(Entries supplied Opens)
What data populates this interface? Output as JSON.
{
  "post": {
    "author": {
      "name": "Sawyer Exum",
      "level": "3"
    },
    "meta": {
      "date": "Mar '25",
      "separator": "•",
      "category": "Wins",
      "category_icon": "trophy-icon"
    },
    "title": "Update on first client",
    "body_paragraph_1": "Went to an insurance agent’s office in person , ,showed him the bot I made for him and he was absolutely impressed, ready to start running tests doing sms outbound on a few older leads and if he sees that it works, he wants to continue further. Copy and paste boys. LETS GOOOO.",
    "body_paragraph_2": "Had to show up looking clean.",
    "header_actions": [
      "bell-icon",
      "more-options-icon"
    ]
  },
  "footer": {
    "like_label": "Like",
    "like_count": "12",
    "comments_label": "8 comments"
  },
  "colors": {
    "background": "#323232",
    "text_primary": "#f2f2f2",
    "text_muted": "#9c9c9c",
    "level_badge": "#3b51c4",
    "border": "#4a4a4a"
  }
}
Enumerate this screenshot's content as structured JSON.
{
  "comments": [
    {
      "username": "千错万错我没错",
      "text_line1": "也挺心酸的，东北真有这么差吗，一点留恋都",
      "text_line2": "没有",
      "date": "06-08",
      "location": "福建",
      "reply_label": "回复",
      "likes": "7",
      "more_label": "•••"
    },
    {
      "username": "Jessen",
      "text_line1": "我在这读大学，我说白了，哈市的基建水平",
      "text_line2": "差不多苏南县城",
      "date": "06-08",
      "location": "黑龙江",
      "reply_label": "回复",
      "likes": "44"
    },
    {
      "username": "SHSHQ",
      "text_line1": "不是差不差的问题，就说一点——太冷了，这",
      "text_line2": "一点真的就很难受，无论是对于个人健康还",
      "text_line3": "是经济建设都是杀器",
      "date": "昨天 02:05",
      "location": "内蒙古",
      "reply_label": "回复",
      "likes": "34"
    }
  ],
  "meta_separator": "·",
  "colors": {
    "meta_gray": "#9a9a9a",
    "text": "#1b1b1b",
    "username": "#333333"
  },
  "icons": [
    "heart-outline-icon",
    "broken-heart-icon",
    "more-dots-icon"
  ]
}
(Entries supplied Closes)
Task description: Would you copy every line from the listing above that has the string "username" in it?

Written response:
      "username": "千错万错我没错",
      "username": "Jessen",
      "username": "SHSHQ",
    "username": "#333333"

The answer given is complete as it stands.